A gathering of clerics in Anbar. (photo: موقع المجمع الفقهي العراقي على الفيسبوك)
When a couple plan to marry in the central Iraqi province of Anbar, it is not uncommon for the groom to ask a cleric to accompany him, when he goes to ask for the bride’s hand. In keeping with this tradition, one young local from Fallujah recently went to see his intended’s father, accompanied by a local religious man.
Even if they were acting with good intentions and in good conscience, they should know that society no longer wants to hear what they have to say.
Unfortunately for him, he picked the wrong religious man. Abdul Karim al-Jumaili, 56, refused the young man’s request. The cleric, al-Jumaili says, was not to be trusted and would never regain his status in society again. This alone was enough for al-Jumaili to tell the young man he could not marry his daughter.
Al-Jumaili’s opinion is one held by an increasing number of people in Anbar, many of whom say they no longer trust the religious and tribal elite who led anti-government demonstrations in 2013, before the security crisis sparked by the extremist group known as the Islamic State began.
“Even if they were acting with good intentions and in good conscience, they should know that society no longer wants to hear what they have to say,” al-Jumaili explains. “They should stay at home and forget about leading us. They are not qualified for that job.”
Anbar is a relatively conservative, Sunni-majority province and usually tribal and religious leaders there have a lot of influence; often they can even tell locals who they should be voting for. But now, Anbar locals say they won’t be as easily influenced by these individuals any more, and in particular by the individuals who led anti-government protests back in 2013. Those demonstrations had an adverse impact on local society and those who instigated them are being blamed for that.
At a mosque in Anbar.
“The people think the leaders of the protests prepared the situation for the arrival of the Islamic State,” one local explains the thinking behind this. “They believe those leaders did this because they got money from the IS group, or because they worked with them after they took over Anbar’s cities. The people think they were tricked. They were told it was a Sunni revolution. But then they discovered it was all for the IS group instead. At least, that’s what some people suspect,” she adds. “Now they hate them. They lost so much.”
The 2013 protests led to the deterioration in the way in which some tribal and religious leaders are seen by locals, confirms Mohammed al-Dulaimi, a professor of political science at the University of Baghdad. They have been described as instigators. “And to replace them, other new entities are becoming more popular. Those are making use of the public’s antipathy to become the new leaders in the province.”
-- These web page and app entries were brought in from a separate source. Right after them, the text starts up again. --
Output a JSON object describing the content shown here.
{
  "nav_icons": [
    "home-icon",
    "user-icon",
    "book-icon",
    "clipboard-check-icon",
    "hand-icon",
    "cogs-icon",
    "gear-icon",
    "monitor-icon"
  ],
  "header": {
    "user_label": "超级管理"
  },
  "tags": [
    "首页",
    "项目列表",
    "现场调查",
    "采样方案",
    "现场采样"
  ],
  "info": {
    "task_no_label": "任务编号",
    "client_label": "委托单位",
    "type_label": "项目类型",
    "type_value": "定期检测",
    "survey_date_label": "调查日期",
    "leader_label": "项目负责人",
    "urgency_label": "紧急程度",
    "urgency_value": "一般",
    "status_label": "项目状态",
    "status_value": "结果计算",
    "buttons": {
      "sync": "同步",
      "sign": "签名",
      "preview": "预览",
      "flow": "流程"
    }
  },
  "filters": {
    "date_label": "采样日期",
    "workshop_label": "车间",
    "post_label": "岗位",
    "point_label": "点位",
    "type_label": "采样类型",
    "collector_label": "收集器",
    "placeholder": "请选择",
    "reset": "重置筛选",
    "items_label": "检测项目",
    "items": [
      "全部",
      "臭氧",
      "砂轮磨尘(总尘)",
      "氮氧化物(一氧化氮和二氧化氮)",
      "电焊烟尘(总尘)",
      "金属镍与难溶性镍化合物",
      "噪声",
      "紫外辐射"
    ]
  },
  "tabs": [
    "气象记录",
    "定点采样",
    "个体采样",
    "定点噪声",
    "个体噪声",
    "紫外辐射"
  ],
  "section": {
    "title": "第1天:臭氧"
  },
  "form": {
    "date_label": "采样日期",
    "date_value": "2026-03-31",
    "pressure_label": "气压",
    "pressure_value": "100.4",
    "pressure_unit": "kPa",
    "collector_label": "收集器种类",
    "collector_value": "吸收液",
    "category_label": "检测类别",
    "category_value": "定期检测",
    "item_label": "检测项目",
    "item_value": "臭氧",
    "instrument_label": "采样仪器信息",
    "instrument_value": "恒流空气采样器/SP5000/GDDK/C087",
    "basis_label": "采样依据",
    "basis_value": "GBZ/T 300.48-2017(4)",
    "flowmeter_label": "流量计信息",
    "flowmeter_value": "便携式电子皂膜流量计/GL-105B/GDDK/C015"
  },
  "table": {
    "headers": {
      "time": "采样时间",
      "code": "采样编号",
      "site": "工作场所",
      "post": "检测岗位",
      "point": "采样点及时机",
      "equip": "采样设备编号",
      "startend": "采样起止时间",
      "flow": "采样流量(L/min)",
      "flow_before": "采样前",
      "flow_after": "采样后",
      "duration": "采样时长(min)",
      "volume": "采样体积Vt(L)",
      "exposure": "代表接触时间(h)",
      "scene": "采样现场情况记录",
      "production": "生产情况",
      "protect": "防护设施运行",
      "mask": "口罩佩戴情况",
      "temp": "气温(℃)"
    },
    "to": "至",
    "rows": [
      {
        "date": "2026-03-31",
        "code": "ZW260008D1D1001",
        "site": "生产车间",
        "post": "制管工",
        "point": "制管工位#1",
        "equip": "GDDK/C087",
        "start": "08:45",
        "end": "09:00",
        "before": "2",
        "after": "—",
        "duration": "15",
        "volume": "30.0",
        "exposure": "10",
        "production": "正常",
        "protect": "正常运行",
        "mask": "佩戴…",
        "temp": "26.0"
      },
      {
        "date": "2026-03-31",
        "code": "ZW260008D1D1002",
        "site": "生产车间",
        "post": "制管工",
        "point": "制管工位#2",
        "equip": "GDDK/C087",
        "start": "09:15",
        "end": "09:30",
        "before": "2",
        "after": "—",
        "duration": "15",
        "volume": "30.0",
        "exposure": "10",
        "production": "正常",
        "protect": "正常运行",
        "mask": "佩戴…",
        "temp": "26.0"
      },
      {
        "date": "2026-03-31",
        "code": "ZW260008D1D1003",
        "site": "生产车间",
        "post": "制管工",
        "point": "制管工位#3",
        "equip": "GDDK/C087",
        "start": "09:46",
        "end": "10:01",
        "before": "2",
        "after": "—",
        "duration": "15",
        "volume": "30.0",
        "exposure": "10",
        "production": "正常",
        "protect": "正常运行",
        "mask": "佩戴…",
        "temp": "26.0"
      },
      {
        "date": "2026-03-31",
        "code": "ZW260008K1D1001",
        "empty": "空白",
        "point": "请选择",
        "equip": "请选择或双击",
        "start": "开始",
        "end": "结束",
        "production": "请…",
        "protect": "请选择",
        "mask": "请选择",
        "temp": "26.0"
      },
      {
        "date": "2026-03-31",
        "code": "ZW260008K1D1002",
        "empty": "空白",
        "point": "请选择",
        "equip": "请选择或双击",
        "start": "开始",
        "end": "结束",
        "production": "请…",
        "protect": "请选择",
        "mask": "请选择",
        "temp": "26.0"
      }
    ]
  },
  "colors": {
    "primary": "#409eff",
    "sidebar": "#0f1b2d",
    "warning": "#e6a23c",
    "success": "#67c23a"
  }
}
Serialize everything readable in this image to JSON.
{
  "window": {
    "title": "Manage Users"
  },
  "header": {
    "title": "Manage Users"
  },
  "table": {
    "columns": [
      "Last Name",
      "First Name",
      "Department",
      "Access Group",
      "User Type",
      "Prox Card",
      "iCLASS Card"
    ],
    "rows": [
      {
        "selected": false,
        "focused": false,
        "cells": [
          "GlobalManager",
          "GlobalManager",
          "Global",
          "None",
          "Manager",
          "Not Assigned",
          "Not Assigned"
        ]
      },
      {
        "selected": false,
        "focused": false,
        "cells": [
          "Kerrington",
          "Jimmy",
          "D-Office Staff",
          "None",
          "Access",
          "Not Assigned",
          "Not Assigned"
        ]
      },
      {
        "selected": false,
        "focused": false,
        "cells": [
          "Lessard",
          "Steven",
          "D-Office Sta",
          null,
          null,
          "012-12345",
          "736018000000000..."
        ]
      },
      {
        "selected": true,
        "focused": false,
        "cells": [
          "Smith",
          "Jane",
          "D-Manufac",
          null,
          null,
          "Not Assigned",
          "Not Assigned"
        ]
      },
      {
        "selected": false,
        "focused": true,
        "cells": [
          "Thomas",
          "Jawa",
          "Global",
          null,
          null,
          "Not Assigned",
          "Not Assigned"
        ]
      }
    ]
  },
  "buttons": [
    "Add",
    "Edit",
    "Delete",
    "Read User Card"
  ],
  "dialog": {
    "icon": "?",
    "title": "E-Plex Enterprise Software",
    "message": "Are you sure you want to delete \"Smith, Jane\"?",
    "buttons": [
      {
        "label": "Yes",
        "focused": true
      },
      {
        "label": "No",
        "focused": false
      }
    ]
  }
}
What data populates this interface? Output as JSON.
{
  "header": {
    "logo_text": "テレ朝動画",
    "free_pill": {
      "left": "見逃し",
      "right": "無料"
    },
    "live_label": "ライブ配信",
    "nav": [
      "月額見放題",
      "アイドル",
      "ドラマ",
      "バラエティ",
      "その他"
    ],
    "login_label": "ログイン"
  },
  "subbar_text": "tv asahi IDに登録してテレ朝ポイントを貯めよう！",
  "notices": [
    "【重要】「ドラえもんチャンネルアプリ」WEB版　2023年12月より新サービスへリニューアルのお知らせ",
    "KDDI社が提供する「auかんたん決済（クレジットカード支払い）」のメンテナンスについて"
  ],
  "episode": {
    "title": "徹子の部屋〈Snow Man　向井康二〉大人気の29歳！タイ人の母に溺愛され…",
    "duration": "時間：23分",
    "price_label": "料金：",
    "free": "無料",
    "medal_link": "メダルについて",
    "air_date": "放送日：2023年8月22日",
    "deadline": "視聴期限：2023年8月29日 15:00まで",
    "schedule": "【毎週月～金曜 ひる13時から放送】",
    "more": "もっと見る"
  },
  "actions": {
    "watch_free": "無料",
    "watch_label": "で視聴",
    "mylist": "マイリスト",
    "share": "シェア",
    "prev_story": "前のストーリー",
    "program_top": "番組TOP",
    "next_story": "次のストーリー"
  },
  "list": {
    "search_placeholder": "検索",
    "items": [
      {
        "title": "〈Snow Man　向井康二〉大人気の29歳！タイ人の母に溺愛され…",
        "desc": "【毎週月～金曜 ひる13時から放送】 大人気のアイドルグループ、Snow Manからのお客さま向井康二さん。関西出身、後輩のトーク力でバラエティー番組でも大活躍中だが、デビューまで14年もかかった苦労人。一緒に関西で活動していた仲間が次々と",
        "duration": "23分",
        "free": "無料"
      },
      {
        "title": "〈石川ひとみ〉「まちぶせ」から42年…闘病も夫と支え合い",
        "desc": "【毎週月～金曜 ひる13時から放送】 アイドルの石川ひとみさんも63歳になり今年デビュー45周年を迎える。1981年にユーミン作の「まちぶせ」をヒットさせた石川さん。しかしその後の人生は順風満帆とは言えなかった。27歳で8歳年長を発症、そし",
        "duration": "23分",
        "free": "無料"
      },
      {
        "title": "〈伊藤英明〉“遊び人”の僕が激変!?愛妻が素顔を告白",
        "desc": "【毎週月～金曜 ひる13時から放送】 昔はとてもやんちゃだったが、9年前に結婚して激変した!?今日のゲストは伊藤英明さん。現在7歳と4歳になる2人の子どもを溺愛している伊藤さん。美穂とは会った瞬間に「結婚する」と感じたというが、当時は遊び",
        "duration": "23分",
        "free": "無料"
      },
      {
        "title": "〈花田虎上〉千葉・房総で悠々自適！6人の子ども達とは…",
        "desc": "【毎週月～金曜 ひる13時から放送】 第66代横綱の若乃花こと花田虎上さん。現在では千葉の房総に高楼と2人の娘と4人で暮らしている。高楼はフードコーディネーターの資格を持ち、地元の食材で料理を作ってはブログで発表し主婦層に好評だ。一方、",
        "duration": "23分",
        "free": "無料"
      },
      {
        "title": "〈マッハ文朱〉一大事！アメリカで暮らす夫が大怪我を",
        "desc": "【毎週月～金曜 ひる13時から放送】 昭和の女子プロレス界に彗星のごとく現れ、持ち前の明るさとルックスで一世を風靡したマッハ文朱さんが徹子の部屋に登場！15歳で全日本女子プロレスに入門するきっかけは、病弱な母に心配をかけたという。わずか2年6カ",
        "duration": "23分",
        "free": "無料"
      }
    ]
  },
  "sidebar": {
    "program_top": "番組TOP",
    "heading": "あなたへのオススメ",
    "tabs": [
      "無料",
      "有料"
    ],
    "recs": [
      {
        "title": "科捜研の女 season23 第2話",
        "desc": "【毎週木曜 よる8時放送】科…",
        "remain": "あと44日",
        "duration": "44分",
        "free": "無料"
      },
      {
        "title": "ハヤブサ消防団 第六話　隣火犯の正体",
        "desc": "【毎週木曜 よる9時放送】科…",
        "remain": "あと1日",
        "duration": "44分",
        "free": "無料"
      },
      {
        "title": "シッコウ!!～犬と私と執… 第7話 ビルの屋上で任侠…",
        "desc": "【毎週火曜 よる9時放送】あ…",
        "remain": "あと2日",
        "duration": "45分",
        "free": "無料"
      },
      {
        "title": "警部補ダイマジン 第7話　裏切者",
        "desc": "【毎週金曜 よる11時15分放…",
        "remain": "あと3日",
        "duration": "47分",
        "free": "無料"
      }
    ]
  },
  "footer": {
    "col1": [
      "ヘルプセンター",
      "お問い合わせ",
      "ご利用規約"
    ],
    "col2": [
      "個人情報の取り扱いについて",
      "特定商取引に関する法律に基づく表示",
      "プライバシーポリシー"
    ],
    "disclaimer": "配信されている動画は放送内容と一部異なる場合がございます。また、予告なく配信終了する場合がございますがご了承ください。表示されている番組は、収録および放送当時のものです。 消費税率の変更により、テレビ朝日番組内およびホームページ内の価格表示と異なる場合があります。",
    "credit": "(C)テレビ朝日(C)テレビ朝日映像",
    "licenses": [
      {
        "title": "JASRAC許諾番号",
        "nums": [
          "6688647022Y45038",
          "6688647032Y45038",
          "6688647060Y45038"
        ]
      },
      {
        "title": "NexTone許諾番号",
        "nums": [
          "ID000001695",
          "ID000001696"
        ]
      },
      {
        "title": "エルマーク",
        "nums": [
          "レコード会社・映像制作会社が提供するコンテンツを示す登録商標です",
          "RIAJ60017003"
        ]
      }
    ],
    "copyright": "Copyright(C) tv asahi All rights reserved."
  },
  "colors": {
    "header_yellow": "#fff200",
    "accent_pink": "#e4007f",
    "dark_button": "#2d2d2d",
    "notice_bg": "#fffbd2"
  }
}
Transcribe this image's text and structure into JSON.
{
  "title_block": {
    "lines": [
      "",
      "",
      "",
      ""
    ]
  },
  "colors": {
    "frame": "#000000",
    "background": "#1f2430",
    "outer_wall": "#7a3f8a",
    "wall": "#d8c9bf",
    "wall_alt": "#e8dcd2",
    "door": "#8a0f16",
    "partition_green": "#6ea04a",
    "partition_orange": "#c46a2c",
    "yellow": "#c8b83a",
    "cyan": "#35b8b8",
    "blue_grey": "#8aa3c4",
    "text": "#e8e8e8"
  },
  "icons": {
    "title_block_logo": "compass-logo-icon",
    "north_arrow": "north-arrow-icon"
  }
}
Various surveys appear to show that a large number of the local population have lost confidence in tribal and religious leaders in Anbar, al-Dulaimi says. “Even though they all still believe that religious and tribal leadership is important and necessary for society,” he adds.
One passer-by near a mosque on Friday, who was not heading in to pray, as is customary, scoffed when asked why he was not going in: “What? Should I go and pray behind this guy?” he said. The insinuation was that the cleric leading the service was one of those who instigated protests and sided with the extremists. Other locals NIQASH spoke to near the mosque said they were not convinced about the cleric. “But we are going to go and do our duty to God anyway,” they said.
“The clerics and tribal leaders who helped organize the demonstrations no longer have any influence on the majority of the people here,” insists Bilal Hillal, a 45-year-old resident of Fallujah. “They are still trying to hold events and activities in Fallujah though. That is how they are trying to regain the trust of the people.”
Not everyone was so down on them though. Another Fallujah resident, Ahmad Darwish, 51, says the demonstration leaders were “motivated people” but that they had been used to serve political agendas, and that this had resulted in a loss of status for them.
“Their good intentions are not enough to absolve them of their mistakes though,” Darwish continued. “These resulted in so much damage to the province, which have seen them lose their status here.”